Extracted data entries
—————
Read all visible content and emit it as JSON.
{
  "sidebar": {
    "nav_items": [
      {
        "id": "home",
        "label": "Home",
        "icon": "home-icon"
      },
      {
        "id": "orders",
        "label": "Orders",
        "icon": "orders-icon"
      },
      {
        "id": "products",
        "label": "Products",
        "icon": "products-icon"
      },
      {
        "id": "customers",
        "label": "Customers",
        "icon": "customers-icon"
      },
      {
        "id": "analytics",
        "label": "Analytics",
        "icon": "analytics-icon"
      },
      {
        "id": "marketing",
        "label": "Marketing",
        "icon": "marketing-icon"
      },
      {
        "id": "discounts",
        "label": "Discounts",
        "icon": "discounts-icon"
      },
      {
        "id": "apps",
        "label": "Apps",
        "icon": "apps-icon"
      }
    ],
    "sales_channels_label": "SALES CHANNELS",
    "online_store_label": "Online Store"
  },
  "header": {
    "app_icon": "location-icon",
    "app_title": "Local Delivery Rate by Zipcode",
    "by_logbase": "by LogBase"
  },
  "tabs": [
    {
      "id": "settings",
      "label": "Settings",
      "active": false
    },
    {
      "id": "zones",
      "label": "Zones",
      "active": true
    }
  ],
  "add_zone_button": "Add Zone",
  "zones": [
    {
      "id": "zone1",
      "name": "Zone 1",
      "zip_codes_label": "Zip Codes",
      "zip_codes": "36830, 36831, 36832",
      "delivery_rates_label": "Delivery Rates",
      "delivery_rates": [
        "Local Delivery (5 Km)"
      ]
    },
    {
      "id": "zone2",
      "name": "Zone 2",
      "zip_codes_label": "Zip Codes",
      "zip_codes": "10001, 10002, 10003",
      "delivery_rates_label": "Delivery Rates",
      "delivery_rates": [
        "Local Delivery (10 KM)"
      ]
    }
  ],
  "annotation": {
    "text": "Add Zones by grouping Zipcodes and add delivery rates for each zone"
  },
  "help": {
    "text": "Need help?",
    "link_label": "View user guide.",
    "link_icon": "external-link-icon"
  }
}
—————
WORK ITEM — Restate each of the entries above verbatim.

ANSWER SPACE —
Read all visible content and emit it as JSON.
{
  "sidebar": {
    "nav_items": [
      {
        "id": "home",
        "label": "Home",
        "icon": "home-icon"
      },
      {
        "id": "orders",
        "label": "Orders",
        "icon": "orders-icon"
      },
      {
        "id": "products",
        "label": "Products",
        "icon": "products-icon"
      },
      {
        "id": "customers",
        "label": "Customers",
        "icon": "customers-icon"
      },
      {
        "id": "analytics",
        "label": "Analytics",
        "icon": "analytics-icon"
      },
      {
        "id": "marketing",
        "label": "Marketing",
        "icon": "marketing-icon"
      },
      {
        "id": "discounts",
        "label": "Discounts",
        "icon": "discounts-icon"
      },
      {
        "id": "apps",
        "label": "Apps",
        "icon": "apps-icon"
      }
    ],
    "sales_channels_label": "SALES CHANNELS",
    "online_store_label": "Online Store"
  },
  "header": {
    "app_icon": "location-icon",
    "app_title": "Local Delivery Rate by Zipcode",
    "by_logbase": "by LogBase"
  },
  "tabs": [
    {
      "id": "settings",
      "label": "Settings",
      "active": false
    },
    {
      "id": "zones",
      "label": "Zones",
      "active": true
    }
  ],
  "add_zone_button": "Add Zone",
  "zones": [
    {
      "id": "zone1",
      "name": "Zone 1",
      "zip_codes_label": "Zip Codes",
      "zip_codes": "36830, 36831, 36832",
      "delivery_rates_label": "Delivery Rates",
      "delivery_rates": [
        "Local Delivery (5 Km)"
      ]
    },
    {
      "id": "zone2",
      "name": "Zone 2",
      "zip_codes_label": "Zip Codes",
      "zip_codes": "10001, 10002, 10003",
      "delivery_rates_label": "Delivery Rates",
      "delivery_rates": [
        "Local Delivery (10 KM)"
      ]
    }
  ],
  "annotation": {
    "text": "Add Zones by grouping Zipcodes and add delivery rates for each zone"
  },
  "help": {
    "text": "Need help?",
    "link_label": "View user guide.",
    "link_icon": "external-link-icon"
  }
}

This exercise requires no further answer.